out on the street and unpacked my luggage, then watched my host mother park
this impossibly large van into an impossibly tiny garage. I should get out
there and measure it: there is easily less than six inches of clearance around
the van except on the right side. On the right side, there is just enough
clearance for the driver to open the door and climb into the house or squeeze
through the opening to exit the garage.
Like many Japanese homes, my homestay contains a mix of Japanese and Western
styles. There is one large tatami room, with a floor that contains only
cushions on top of straw mats, with sliding rice-paper doors. Most of the
other rooms look contemporary and Western, with chairs, full-size tables
and modern conveniences. Digital remote controls are everywhere,
including on the air conditioner in my bedroom, the downstairs toilet, and the
ofuro (Japanese bath). Frankly, I'm kind of scared to use the
downstairs toilet for fear of pushing the wrong button. The toilet upstairs is
also Western-style, although its only distinctive feature is a sink on top of

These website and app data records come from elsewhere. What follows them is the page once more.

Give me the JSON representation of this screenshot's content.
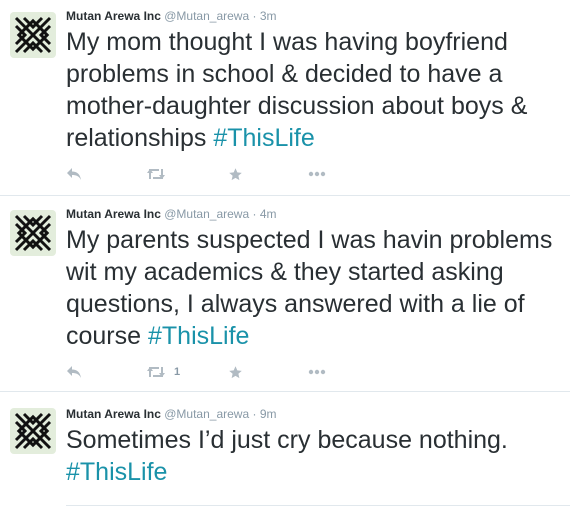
{
  "tweets": [
    {
      "name": "Mutan Arewa Inc",
      "handle": "@Mutan_arewa",
      "separator": "·",
      "time": "3m",
      "text": "My mom thought I was having boyfriend problems in school & decided to have a mother-daughter discussion about boys & relationships ",
      "hashtag": "#ThisLife",
      "retweets": ""
    },
    {
      "name": "Mutan Arewa Inc",
      "handle": "@Mutan_arewa",
      "separator": "·",
      "time": "4m",
      "text": "My parents suspected I was havin problems wit my academics & they started asking questions, I always answered with a lie of course ",
      "hashtag": "#ThisLife",
      "retweets": "1"
    },
    {
      "name": "Mutan Arewa Inc",
      "handle": "@Mutan_arewa",
      "separator": "·",
      "time": "9m",
      "text": "Sometimes I’d just cry because nothing. ",
      "hashtag": "#ThisLife",
      "retweets": ""
    }
  ],
  "icons": {
    "avatar": "knot-emblem-icon",
    "reply": "reply-icon",
    "retweet": "retweet-icon",
    "favorite": "star-icon",
    "more": "more-icon"
  },
  "colors": {
    "hashtag": "#1a92a9",
    "meta": "#8899a6",
    "action_icon": "#b1bbc3",
    "divider": "#e1e8ed",
    "avatar_bg": "#e3eddc"
  }
}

the basin. Understanding how to use the Japanese bath will take a few days
at least, but I'll get used to it. It is apparent that at least my host
family's bath has been influenced by the Western showers that I know and love.
I didn't eat much today, although I never do when I'm flying. Once I got
off the train, the only big question mark would be how I would get along with
my host family. Food is my biggest worry, since I tend to be a very picky
eater at home. I expect to lose about five to ten pounds during my six-week
stay, but that's not a goal. That's a side effect.
I took a three-hour nap after arriving, since I was completely exhausted
from lugging my suitcase from station to station. I dreamed about trains, and
about connecting from one to the next to the next without missing one. It was
not a good rest. Afterwards, I went downstairs to meet my host father and have
some dinner. I didn't eat much, and I hope that I didn't offend my host mother
in doing so.
At the pre-departure orientation on campus for study abroad students,
advisor Eva Mergner warned that conditions like depression and anxiety
"will be exacerbated" by the initial culture shock. Although I have not been
clinically diagnosed with depression nor anxiety, I have been known to get
very anxious. This, for me, is a period of high anxiety. The anxiety is not
related to academics, but rather to daily life. I only hope that the shock
It's been a tough first day. Thursday, I head to ICU for registration.